I felt comfortable around computers, but this AS/400 thing was completely different, and I soon realized what that would mean. As I interviewed software companies and talked with AS/400 users, I quickly learned that it was not a “normal” computer, at least compared to what a twenty-something videogame enthusiast was familiar with at the time.
But what really stood out to me was that AS/400 users absolutely loved the machine. That was probably the most surprising thing for me: How utterly devoted AS/400 users were to this computer platform. The AS/400 was, at its core, a business machine. It didn’t have flashy graphics or any of the other things that I would associate with a computer that I would want to own. But people loved it for other reasons.
I quickly learned that the personification of this great machine that nobody outside of the business computing world had ever heard of was a guy named Dr. Frank. And if you wanted to hear Dr. Frank speak – and if you were a true devotee to the platform, then you really had to hear him speak, to get the gospel straight from the source, so to speak – then you had to go to something called COMMON.
What was great about Dr. Frank was that he could explain, using understandable terms, why IBM did something some way, and why the other server makers were doing it wrong (and sometimes why IBM was doing it wrong, too). It was especially fun to hear Dr. Frank talk about IBM’s competitors. He understood why the AS/400 users loved the machine so much, and he gave them more of what they wanted.
I never expected to hear grown men express such adoration for a machine. They took great pride in the fact that they ran an AS/400 in their shop, and that it was light years ahead of what their competitors were using, probably a Windows plaything or a “Eunuchs.” The AS/400 was secure, self-sustaining, and waterproof. You couldn’t kill it if you tried. It was literally the Chuck Norris of business machines.
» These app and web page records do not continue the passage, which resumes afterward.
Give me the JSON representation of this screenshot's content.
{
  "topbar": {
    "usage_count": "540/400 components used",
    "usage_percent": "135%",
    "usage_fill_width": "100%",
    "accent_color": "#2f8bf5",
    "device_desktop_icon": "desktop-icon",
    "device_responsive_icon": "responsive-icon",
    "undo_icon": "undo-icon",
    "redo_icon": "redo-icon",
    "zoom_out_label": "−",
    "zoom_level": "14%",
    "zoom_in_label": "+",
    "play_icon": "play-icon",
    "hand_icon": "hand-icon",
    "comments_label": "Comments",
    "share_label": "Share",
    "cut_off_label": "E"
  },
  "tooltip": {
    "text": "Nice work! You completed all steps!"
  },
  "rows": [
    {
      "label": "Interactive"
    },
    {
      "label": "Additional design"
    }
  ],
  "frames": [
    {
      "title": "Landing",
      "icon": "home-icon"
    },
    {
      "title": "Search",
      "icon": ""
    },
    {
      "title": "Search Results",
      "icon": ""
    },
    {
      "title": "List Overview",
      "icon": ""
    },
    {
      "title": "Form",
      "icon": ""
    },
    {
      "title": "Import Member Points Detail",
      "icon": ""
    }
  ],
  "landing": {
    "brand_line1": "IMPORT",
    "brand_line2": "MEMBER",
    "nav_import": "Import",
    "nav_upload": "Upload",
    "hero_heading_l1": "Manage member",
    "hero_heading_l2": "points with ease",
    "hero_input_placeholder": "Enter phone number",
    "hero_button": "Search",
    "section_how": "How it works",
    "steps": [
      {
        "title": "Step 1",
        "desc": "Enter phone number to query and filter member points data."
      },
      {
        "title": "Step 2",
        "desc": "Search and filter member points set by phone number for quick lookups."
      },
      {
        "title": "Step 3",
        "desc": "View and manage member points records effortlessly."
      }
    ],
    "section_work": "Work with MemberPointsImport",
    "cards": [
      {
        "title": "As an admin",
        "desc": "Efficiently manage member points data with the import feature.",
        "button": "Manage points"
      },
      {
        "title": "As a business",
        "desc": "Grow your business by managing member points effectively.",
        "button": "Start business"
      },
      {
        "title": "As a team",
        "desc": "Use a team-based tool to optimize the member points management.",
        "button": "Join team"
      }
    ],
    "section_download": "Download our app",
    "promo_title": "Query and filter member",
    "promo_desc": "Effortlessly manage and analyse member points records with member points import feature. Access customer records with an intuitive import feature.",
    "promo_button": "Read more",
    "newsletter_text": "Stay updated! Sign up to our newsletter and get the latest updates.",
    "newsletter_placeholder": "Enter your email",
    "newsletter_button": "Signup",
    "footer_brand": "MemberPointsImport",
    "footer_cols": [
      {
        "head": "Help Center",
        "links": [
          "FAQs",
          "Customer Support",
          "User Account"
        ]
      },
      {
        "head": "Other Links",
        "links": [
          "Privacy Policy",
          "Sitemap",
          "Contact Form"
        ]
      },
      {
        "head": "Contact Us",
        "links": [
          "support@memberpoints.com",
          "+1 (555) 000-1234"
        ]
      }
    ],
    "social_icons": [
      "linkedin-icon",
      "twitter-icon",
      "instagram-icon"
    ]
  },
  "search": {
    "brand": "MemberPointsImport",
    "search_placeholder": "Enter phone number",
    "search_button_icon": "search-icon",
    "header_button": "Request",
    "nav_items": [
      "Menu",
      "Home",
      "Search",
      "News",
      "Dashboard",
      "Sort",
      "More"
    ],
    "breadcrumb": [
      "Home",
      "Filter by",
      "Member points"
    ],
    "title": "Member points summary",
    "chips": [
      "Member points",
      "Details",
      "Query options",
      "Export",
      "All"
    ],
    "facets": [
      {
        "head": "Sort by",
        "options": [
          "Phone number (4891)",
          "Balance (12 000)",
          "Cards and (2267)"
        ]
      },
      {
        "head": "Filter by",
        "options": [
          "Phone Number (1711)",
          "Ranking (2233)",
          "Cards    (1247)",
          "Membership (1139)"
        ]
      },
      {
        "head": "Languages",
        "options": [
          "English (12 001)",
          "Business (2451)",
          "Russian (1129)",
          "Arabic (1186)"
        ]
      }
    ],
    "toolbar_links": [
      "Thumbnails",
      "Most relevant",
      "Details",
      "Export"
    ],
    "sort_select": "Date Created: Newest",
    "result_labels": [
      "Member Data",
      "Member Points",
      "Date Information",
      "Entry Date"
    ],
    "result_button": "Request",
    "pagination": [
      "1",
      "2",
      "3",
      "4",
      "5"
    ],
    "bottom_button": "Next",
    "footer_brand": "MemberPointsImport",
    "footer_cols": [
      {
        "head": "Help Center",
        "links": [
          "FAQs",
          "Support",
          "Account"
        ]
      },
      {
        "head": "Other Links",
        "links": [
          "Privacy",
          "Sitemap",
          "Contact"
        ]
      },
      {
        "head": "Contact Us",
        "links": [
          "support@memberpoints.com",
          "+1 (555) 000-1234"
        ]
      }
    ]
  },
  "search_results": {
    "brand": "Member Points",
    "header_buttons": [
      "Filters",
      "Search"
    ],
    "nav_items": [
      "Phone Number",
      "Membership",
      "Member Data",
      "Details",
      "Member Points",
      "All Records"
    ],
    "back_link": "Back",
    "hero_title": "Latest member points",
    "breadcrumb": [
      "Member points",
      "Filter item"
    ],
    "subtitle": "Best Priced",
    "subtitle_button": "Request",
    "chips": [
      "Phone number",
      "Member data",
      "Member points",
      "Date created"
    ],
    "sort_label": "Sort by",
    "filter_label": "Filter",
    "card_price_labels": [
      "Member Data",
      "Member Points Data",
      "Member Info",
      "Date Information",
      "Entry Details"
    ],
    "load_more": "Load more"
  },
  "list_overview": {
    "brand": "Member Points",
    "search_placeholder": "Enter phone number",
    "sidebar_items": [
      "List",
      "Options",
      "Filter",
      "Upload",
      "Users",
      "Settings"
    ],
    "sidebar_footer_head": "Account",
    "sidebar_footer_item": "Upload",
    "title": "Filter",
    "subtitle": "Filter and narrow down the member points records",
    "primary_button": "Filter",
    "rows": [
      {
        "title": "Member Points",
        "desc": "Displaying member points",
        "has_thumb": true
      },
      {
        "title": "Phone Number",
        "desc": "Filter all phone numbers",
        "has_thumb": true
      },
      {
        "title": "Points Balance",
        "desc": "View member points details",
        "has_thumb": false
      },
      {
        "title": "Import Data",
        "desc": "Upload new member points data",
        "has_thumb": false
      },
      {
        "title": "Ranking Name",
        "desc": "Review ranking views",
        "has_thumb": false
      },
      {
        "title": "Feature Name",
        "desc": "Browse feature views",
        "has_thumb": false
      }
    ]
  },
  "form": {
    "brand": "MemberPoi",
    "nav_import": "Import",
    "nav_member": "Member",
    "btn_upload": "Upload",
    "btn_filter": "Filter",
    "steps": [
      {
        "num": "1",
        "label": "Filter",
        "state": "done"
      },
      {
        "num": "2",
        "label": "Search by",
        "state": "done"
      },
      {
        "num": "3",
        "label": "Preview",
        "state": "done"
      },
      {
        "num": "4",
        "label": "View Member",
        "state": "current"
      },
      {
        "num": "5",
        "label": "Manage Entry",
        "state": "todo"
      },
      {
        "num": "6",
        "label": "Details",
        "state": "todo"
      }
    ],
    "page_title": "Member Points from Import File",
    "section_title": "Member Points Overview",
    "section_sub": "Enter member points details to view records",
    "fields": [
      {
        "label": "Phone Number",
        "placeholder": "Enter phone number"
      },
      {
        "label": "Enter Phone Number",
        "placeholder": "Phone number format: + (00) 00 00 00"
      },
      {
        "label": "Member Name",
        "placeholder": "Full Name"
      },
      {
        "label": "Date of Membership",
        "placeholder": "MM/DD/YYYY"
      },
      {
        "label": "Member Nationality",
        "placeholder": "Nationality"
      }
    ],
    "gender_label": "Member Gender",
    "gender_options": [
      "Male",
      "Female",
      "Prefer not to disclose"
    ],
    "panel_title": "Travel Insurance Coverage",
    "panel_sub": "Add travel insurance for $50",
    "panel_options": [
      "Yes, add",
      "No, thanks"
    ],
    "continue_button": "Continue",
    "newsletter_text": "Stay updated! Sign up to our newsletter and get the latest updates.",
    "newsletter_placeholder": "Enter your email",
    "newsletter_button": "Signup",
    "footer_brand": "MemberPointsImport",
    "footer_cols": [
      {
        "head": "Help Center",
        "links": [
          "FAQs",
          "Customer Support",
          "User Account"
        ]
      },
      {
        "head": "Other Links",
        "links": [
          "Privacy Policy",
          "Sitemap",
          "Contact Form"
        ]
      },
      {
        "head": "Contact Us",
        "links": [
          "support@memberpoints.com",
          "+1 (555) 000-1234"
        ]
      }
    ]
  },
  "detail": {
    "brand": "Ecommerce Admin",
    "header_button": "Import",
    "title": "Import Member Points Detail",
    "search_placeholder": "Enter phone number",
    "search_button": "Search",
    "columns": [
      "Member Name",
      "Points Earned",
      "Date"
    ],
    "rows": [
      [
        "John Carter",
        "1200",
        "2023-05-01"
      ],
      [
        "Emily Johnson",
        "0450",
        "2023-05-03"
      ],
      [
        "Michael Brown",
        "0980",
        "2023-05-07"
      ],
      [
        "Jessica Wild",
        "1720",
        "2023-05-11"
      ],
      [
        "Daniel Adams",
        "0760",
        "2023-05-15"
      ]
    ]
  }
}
These tales (some of which were tall, some of which were true) made for fun stories, and helped to break up the monotony of endless product announcements (including the dreaded change management story I put off until the afternoon deadline). As the months turned into years and the name kept changing, one thing never did: total loyalty to the platform by its users.
When I first joined the AS/400 community back in 1999, the machine already seemed like it had been around for a long time. The fact that it’s celebrating its 35th birthday today – quite a bit more if you count the precursor machines, the S/3x line – and that I am still writing about it and the community of users and vendors who make it go here at IT Jungle, is both improbable and very cool.
I’m honored to be associated with such a no-nonsense business machine, and glad that the AS/400 community has continued to read my stories about it. Members of the community often talk about how the machine has paid their mortgages or put their kids through college, and if things keep going the way they have, I’ll be able to say the same thing.
While the IBM i ecosystem has shrunk over the years, it’s retained a vital core of diehard supporters who refuse to give follow the herd by adopting a “standards-based computer” and instead continue to reap the practical benefits that the midrange machine continues to offer – simplicity, reliability, and efficiency.
I’ve come to recognize those as Midwestern values that stand out in a world full of fakers, frauds, and blind followers. They’ve paid dividends in helping me to sort hype from reality as I have embarked on a second job writing about big data, advanced analytics, and AI at Datanami.
But more importantly, I’ve recognized that those values have applicability beyond the realm of technology and business computing. They’re evergreen values that help in life, too, and that’s the number one thing I’ve learned from writing about this legendary machine for the past 24 years.